_Aim of the task_
Report each line of the records below that uses the word "text".

_Record set_
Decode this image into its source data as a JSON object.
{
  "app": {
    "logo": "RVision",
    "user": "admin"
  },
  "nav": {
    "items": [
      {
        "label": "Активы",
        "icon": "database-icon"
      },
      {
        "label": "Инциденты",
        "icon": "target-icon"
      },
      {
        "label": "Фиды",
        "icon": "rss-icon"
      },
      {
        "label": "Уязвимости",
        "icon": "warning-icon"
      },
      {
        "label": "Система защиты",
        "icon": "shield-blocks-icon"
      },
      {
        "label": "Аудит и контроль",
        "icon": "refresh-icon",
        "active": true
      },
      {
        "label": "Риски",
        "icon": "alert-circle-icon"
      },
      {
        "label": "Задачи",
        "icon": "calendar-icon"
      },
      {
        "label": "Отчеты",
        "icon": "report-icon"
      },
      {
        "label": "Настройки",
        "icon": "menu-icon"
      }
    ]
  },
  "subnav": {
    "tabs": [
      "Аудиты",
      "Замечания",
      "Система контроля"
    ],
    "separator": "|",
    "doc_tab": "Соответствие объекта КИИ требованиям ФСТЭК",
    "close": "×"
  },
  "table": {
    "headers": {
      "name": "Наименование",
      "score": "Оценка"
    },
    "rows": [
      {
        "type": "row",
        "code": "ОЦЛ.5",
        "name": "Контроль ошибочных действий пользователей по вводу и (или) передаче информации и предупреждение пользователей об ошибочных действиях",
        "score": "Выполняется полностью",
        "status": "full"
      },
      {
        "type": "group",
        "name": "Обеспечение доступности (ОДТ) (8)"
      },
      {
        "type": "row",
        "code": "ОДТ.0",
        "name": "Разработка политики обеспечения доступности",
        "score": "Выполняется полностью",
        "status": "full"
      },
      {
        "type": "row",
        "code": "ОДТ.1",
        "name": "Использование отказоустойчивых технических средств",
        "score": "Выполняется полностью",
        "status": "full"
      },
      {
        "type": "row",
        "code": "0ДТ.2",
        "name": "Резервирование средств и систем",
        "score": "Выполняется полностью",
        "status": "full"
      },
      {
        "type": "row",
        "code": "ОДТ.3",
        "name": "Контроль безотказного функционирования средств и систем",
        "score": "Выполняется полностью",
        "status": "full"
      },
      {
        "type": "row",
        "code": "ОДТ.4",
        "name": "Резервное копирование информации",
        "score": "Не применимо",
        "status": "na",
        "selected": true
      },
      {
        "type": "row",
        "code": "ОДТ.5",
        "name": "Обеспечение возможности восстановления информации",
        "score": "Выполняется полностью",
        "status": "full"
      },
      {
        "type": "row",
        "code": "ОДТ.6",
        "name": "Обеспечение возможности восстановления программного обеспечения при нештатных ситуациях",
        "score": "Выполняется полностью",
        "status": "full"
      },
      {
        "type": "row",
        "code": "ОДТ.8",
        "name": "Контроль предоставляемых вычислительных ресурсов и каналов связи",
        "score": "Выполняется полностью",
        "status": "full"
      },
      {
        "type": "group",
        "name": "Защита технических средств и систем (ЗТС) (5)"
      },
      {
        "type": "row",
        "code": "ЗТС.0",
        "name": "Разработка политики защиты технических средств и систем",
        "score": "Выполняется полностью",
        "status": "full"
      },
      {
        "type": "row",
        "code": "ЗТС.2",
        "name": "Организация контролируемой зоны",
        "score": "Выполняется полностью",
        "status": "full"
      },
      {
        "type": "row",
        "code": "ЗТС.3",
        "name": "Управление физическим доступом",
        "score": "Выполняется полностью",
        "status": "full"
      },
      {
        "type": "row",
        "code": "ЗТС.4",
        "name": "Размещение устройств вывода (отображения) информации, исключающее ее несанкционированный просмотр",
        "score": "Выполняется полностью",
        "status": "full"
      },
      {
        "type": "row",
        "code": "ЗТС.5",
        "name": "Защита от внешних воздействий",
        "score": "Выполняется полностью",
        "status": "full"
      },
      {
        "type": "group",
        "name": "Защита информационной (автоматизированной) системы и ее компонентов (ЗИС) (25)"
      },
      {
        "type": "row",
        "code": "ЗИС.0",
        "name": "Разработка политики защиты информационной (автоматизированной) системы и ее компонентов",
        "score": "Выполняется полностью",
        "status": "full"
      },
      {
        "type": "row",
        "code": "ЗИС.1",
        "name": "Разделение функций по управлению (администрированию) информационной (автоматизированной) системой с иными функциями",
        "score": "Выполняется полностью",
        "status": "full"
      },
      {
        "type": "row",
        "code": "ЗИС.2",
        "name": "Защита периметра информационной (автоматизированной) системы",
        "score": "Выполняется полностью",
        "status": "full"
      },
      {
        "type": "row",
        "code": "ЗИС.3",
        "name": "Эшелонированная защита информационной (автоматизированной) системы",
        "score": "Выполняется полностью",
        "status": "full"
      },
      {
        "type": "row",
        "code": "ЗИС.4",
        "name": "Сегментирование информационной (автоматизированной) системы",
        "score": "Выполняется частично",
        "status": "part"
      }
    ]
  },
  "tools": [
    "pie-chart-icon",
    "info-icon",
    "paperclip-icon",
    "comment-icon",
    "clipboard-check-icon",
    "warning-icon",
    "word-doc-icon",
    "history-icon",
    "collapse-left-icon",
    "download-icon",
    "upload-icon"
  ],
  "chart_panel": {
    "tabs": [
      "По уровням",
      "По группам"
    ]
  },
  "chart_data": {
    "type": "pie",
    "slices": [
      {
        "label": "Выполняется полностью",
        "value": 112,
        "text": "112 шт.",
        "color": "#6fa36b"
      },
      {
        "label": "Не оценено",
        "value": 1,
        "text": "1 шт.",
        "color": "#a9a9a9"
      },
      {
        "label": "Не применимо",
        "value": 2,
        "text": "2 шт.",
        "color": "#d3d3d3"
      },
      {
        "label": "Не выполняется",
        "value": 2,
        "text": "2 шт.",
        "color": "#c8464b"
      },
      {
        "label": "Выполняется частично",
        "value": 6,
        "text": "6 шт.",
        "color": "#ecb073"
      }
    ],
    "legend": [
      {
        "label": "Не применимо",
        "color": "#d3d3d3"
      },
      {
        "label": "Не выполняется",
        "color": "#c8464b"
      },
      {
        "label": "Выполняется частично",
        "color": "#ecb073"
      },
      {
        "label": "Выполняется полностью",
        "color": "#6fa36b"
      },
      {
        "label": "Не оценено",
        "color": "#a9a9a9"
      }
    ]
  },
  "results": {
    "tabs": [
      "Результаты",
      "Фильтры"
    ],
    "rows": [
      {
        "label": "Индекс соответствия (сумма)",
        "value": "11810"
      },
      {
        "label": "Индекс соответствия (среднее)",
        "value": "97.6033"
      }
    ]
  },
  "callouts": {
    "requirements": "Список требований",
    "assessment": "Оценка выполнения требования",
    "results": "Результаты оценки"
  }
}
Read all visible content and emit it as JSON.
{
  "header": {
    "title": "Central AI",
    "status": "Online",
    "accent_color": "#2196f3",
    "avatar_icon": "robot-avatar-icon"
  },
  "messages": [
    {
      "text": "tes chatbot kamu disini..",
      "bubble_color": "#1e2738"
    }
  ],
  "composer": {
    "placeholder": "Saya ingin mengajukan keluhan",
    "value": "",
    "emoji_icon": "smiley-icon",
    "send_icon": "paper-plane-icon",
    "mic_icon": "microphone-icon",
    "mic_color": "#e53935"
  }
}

_Exercise response_
        "text": "112 шт.",
        "text": "1 шт.",
        "text": "2 шт.",
        "text": "2 шт.",
        "text": "6 шт.",
      "text": "tes chatbot kamu disini..",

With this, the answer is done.